| EXERCISE PROMPT |
Those lines of the following listing which contain the string "marker" should be returned.

| DATA UNDER STUDY |

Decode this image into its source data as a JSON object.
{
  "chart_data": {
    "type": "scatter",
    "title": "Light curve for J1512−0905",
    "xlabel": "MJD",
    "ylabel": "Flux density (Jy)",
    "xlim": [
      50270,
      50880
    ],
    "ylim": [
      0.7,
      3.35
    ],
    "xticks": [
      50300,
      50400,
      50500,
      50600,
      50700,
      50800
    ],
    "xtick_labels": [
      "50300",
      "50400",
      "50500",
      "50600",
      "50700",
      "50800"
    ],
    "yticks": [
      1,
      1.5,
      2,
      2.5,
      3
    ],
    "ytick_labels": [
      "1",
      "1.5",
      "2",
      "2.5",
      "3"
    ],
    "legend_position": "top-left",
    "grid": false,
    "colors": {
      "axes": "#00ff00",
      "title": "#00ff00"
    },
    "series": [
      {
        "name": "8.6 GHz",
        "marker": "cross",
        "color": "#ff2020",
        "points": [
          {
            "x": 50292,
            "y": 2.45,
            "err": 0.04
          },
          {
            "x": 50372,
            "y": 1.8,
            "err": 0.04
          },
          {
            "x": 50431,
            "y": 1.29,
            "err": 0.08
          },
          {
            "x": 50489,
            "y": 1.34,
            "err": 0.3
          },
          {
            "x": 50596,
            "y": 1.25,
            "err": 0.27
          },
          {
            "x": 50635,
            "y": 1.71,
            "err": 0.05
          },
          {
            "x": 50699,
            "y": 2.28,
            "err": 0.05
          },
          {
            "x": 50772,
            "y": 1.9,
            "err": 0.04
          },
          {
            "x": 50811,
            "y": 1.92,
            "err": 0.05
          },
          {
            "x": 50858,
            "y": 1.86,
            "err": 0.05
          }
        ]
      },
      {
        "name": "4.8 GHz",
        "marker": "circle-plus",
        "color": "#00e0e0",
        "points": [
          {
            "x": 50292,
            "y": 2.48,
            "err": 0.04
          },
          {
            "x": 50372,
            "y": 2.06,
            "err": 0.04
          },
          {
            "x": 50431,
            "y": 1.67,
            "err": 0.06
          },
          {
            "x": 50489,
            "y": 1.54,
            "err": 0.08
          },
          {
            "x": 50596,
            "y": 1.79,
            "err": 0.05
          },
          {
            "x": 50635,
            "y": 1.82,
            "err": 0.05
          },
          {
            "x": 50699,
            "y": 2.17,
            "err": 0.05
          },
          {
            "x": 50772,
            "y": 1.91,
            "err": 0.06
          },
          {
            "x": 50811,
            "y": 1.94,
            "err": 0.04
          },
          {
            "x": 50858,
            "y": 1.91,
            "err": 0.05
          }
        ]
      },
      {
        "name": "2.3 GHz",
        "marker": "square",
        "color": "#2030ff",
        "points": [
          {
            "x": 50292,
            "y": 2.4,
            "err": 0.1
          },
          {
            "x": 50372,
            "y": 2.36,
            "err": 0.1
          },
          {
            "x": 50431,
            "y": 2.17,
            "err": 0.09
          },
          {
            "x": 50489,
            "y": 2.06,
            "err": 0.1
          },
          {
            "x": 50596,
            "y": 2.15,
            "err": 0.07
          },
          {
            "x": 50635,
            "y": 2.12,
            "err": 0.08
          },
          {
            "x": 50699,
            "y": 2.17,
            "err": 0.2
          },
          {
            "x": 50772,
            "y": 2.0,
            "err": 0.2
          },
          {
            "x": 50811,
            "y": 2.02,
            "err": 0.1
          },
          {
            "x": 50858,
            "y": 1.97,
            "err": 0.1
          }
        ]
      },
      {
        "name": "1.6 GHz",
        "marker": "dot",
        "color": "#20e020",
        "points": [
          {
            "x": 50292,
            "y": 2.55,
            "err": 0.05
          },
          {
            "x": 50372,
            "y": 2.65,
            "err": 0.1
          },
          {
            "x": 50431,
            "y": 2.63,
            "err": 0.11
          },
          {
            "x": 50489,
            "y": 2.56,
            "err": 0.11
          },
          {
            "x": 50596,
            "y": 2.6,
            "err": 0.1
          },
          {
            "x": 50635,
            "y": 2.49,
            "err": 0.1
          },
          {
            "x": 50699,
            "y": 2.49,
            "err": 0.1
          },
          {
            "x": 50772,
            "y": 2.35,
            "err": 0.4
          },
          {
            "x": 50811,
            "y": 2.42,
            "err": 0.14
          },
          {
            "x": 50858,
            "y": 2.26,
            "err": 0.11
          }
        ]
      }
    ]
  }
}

| WRITTEN ANSWER |
        "marker": "cross",
        "marker": "circle-plus",
        "marker": "square",
        "marker": "dot",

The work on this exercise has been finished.